Emigrating to the United States in 1938, initially for an engagement at the Chicago Opera, he became a United States citizen in 1941. In 1943 he joined the staff of the San Francisco Opera as chorus master, at first commuting from New York. He was appointed artistic director in 1953 and general director in 1956. Following his retirement on Dec. 31, 1981, he was named general director emeritus.
When Mr. Adler took over the company in 1953, its season lasted five weeks. At his retirement, it stretched from Labor Day through December, with added spring and summer seasons.
Operas given their American premieres during his tenure included Britten's ''Midsummer Night's Dream,'' Richard Strauss's ''Frau Ohne Schatten'' and Poulenc's ''Dialogues of the Carmelites.''
In addition to an unusually wide range of standard and not-so-standard repertory, other novelties included Cherubini's ''Portuguese Inn,'' Honegger's ''Joan of Arc at the Stake,'' Walton's ''Troilus and Cressida,'' Orff's ''Wise Maiden,'' Norman Dello Joio's ''Blood Moon,'' Shostakovich's ''Katerina Ismailova,'' Robert Ward's ''Crucible,'' Douglas Moore's ''Carry Nation,'' Gunther Schuller's ''Visitation,'' Aribert Reimann's ''Lear'' and a triple bill of the Weill-Schuller ''Royal Palace,'' Schoenberg's ''Erwartung'' and the ''Discovery of America'' portion of Milhaud's ''Christopher Columbus.''

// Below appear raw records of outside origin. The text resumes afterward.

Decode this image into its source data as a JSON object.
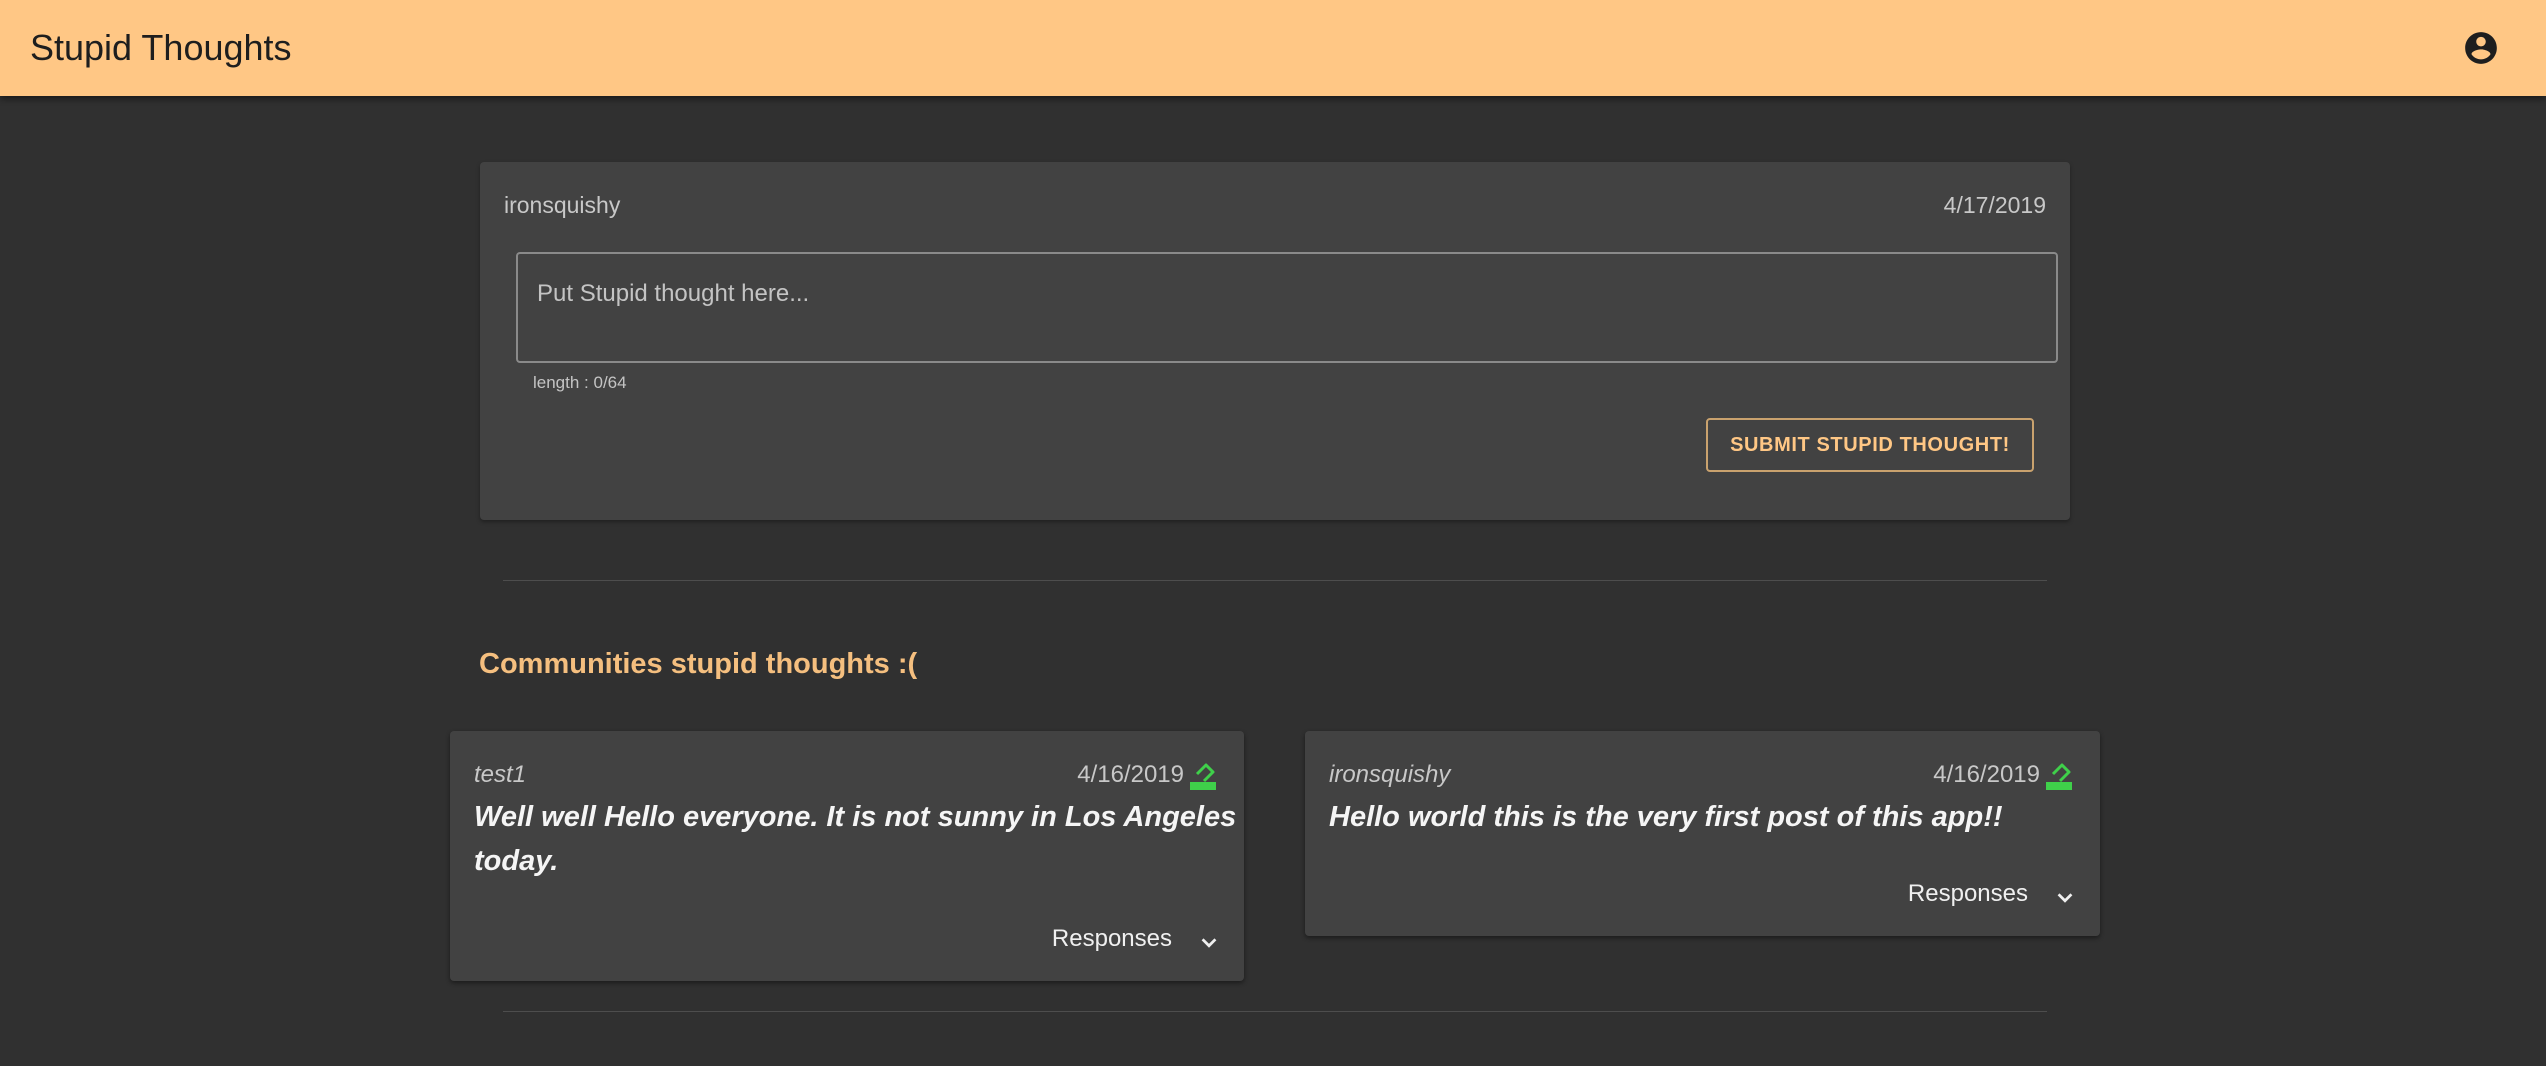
{
  "appbar": {
    "title": "Stupid Thoughts",
    "account_icon": "account-circle-icon",
    "color": "#ffc785"
  },
  "composer": {
    "username": "ironsquishy",
    "date": "4/17/2019",
    "placeholder": "Put Stupid thought here...",
    "length_hint": "length : 0/64",
    "submit_label": "SUBMIT STUPID THOUGHT!"
  },
  "feed": {
    "title": "Communities stupid thoughts :(",
    "posts": [
      {
        "author": "test1",
        "date": "4/16/2019",
        "text_line1": "Well well Hello everyone. It is not sunny in Los Angeles",
        "text_line2": "today.",
        "responses_label": "Responses",
        "action_icon": "green-edit-icon"
      },
      {
        "author": "ironsquishy",
        "date": "4/16/2019",
        "text_line1": "Hello world this is the very first post of this app!!",
        "responses_label": "Responses",
        "action_icon": "green-edit-icon"
      }
    ]
  },
  "colors": {
    "background": "#303030",
    "card": "#424242",
    "accent": "#ffc785",
    "icon_green": "#3fd04a"
  }
}
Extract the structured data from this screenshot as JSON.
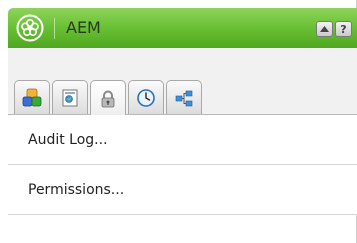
{
  "header": {
    "title": "AEM",
    "logo_icon": "aem-flower-logo-icon",
    "collapse_icon": "collapse-up-icon",
    "help_label": "?"
  },
  "tabs": [
    {
      "icon": "components-icon",
      "selected": false
    },
    {
      "icon": "page-icon",
      "selected": false
    },
    {
      "icon": "lock-icon",
      "selected": true
    },
    {
      "icon": "clock-icon",
      "selected": false
    },
    {
      "icon": "workflow-icon",
      "selected": false
    }
  ],
  "menu": {
    "items": [
      {
        "label": "Audit Log..."
      },
      {
        "label": "Permissions..."
      }
    ]
  },
  "colors": {
    "header_green": "#6cc236",
    "header_text": "#2a3a20"
  }
}
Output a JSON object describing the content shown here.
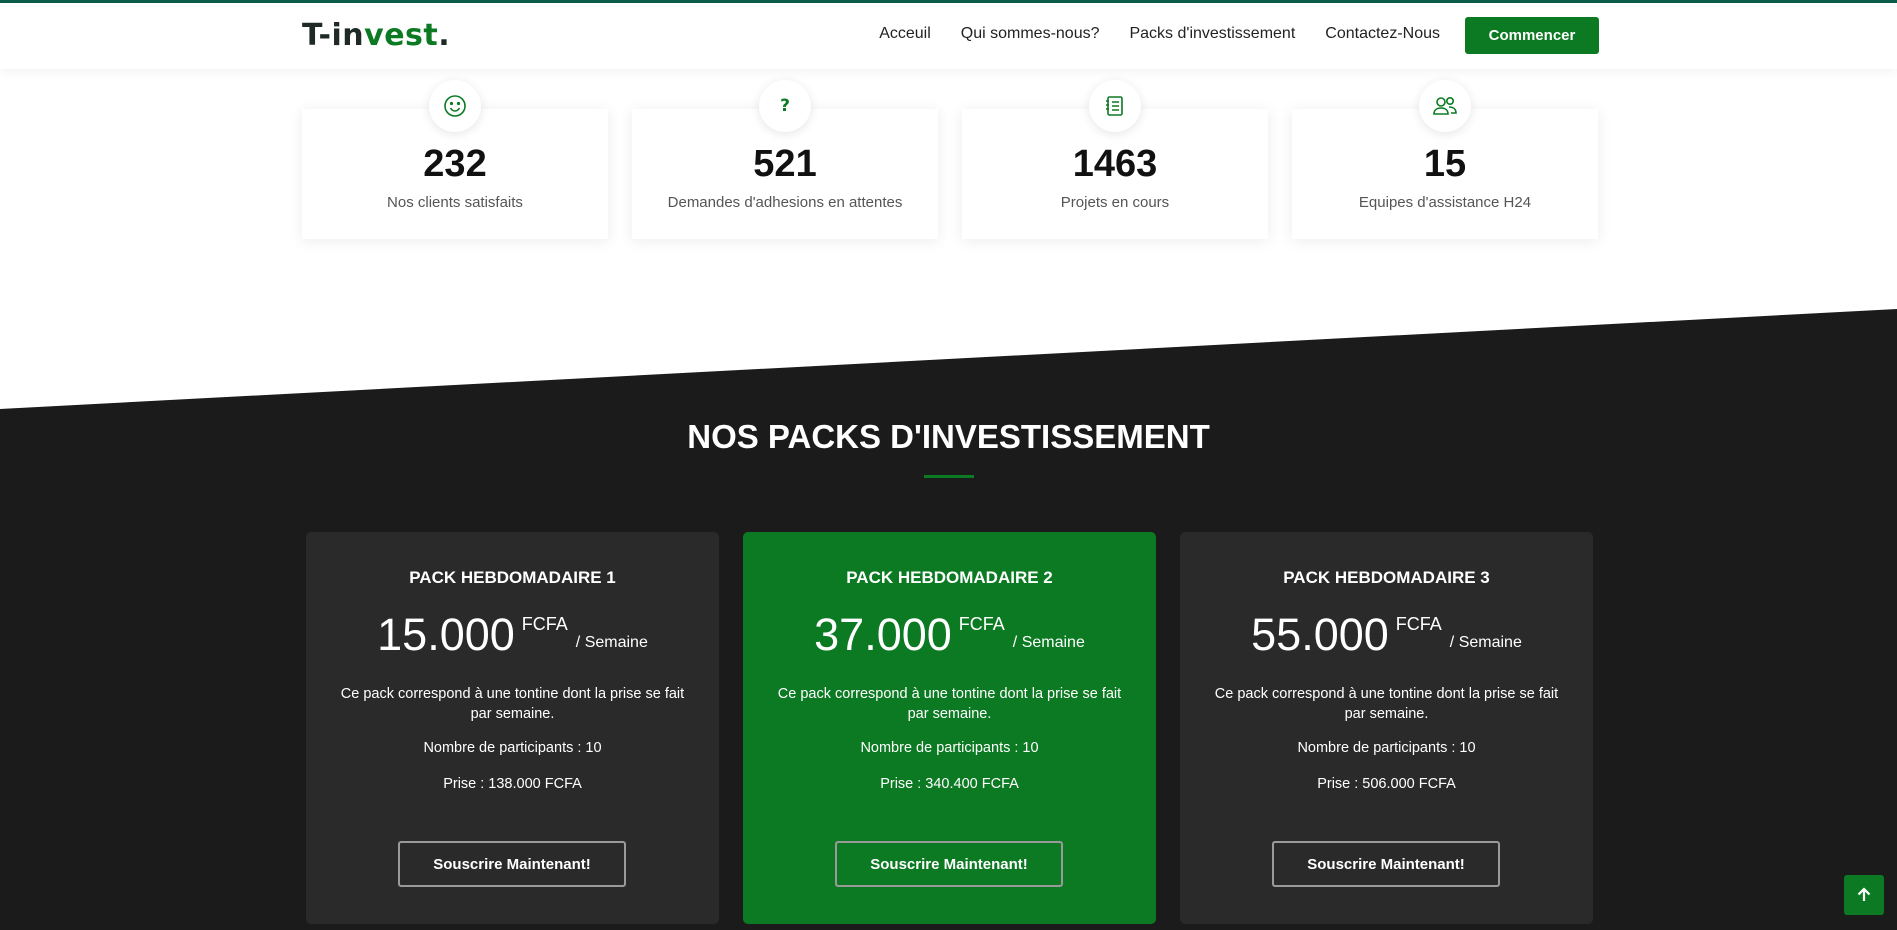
{
  "brand": {
    "prefix": "T-in",
    "suffix": "vest",
    "dot": ".",
    "accent": "#0b7a22"
  },
  "nav": {
    "items": [
      "Acceuil",
      "Qui sommes-nous?",
      "Packs d'investissement",
      "Contactez-Nous"
    ],
    "cta": "Commencer"
  },
  "stats": [
    {
      "icon": "smiley-icon",
      "value": "232",
      "label": "Nos clients satisfaits"
    },
    {
      "icon": "question-icon",
      "value": "521",
      "label": "Demandes d'adhesions en attentes"
    },
    {
      "icon": "document-list-icon",
      "value": "1463",
      "label": "Projets en cours"
    },
    {
      "icon": "people-icon",
      "value": "15",
      "label": "Equipes d'assistance H24"
    }
  ],
  "packs": {
    "title": "NOS PACKS D'INVESTISSEMENT",
    "items": [
      {
        "title": "PACK HEBDOMADAIRE 1",
        "amount": "15.000",
        "currency": "FCFA",
        "period": "/ Semaine",
        "description": "Ce pack correspond à une tontine dont la prise se fait par semaine.",
        "participants": "Nombre de participants : 10",
        "prise": "Prise : 138.000 FCFA",
        "button": "Souscrire Maintenant!"
      },
      {
        "title": "PACK HEBDOMADAIRE 2",
        "amount": "37.000",
        "currency": "FCFA",
        "period": "/ Semaine",
        "description": "Ce pack correspond à une tontine dont la prise se fait par semaine.",
        "participants": "Nombre de participants : 10",
        "prise": "Prise : 340.400 FCFA",
        "button": "Souscrire Maintenant!"
      },
      {
        "title": "PACK HEBDOMADAIRE 3",
        "amount": "55.000",
        "currency": "FCFA",
        "period": "/ Semaine",
        "description": "Ce pack correspond à une tontine dont la prise se fait par semaine.",
        "participants": "Nombre de participants : 10",
        "prise": "Prise : 506.000 FCFA",
        "button": "Souscrire Maintenant!"
      }
    ]
  },
  "back_to_top_icon": "arrow-up-icon"
}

More than 300 singers, conductors, directors and designers made their American debuts with the San Francisco Opera under Mr. Adler's auspices. They included Boris Christoff, Geraint Evans, August Everding, Tito Gobbi, Sena Jurinac, Pilar Lorengar, Mario Del Monaco, Birgit Nilsson, Jean-Pierre Ponnelle, Leontyne Price, Margaret Price, Mstislav Rostropovich, Leonie Rysanek, Elisabeth Schwarzkopf, Giulietta Simionato, Georg Solti and Renata Tebaldi.
Although he was primarily an administrator during his years as director of the San Francisco company, Mr. Adler also conducted occasionally. He continued to guest-conduct periodically after 1981, in San Francisco and elsewhere, and taught at San Francisco State University.
His awards and honors included the Star of Solidarity from Italy, the Officer's Cross of West Germany and the Great Order of Merit of Austria.
Mr. Adler is survived by his wife, Nancy; two daughters, Kristin Krueger of Clayton, Calif., and Sabrina, of Ross; two sons, Ronald, of Munich, West Germany, and Roman, of Ross, and two grandchildren.
-- Note: Links throughout this page refer to my Interviews elsewhere on this website. BD
© 1986 Bruce Duffie
This conversation was recorded on the telephone on October 11, 1986. The transcription was made, and it was published in Wagner News in November, 1990. It was slightly re-edited, the photos and links were added and it was posted on this website in 2016.
To see a full list (with links) of interviews which have been transcribed and posted on this website, click here.
Award - winning broadcaster Bruce Duffie was with WNIB, Classical 97 in Chicago from 1975 until its final moment as a classical station in February of 2001. His interviews have also appeared in various magazines and journals since 1980, and he now continues his broadcast series on WNUR-FM, as well as on Contemporary Classical Internet Radio.You are invited to visit his website for more information about his work, including selected transcripts of other interviews, plus a full list of his guests. He would also like to call your attention to the photos and information about his grandfather, who was a pioneer in the automotive field more than a century ago. You may also send him E-Mail with comments, questions and suggestions.